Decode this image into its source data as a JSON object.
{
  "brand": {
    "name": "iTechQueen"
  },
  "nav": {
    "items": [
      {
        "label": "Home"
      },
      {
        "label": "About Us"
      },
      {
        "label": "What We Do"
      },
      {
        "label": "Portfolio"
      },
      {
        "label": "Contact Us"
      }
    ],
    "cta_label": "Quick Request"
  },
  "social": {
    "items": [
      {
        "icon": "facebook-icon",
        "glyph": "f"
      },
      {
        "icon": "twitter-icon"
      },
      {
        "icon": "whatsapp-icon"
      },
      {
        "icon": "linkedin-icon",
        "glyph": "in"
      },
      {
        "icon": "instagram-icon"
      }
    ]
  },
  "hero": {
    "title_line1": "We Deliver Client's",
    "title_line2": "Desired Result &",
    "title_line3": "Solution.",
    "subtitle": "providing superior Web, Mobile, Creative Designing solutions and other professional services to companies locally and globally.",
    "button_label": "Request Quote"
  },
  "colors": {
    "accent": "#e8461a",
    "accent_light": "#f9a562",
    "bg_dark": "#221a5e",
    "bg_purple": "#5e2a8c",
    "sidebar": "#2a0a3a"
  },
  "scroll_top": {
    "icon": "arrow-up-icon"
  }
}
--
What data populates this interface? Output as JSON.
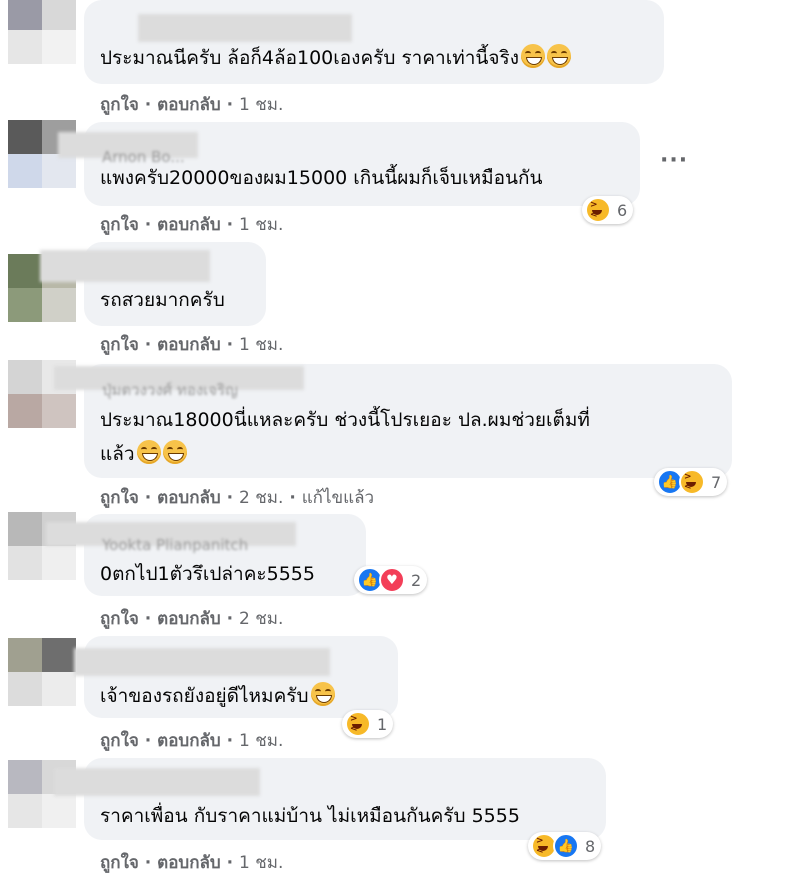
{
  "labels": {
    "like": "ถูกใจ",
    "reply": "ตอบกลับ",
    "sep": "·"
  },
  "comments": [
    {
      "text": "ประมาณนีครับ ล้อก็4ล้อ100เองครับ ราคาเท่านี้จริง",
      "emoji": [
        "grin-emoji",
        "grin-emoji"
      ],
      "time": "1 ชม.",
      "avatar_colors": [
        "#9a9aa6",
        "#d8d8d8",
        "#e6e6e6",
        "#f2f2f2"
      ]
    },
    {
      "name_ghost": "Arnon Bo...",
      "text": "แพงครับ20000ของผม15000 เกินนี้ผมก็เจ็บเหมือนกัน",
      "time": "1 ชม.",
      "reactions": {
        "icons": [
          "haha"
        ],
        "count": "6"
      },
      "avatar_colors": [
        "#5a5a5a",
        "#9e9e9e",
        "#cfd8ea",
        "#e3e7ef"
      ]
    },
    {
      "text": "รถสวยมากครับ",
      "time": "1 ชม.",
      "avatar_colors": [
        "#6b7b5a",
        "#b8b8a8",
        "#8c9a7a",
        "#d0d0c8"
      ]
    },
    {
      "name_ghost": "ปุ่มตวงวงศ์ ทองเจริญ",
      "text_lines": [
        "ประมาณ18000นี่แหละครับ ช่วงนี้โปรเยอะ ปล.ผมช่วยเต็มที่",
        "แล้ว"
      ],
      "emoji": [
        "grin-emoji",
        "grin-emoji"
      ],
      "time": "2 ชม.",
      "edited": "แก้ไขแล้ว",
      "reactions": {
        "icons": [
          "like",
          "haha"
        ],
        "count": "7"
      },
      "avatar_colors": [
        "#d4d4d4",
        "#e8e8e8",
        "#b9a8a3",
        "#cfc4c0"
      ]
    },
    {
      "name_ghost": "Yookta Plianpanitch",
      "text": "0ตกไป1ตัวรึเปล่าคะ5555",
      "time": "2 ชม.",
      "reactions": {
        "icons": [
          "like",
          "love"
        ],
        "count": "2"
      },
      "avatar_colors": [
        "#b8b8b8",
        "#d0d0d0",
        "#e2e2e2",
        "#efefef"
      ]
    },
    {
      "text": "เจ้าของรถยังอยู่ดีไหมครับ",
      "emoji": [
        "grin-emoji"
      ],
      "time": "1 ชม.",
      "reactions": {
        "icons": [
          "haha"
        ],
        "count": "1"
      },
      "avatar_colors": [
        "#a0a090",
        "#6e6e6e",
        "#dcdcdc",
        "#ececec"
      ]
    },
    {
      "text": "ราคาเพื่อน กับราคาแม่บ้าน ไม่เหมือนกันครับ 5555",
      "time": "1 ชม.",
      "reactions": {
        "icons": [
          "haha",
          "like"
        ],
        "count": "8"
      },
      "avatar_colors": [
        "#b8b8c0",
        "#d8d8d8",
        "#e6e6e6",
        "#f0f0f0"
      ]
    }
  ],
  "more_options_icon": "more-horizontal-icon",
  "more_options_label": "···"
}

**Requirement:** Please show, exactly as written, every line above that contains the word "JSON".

**Solution:**
Decode this image into its source data as a JSON object.
What data populates this interface? Output as JSON.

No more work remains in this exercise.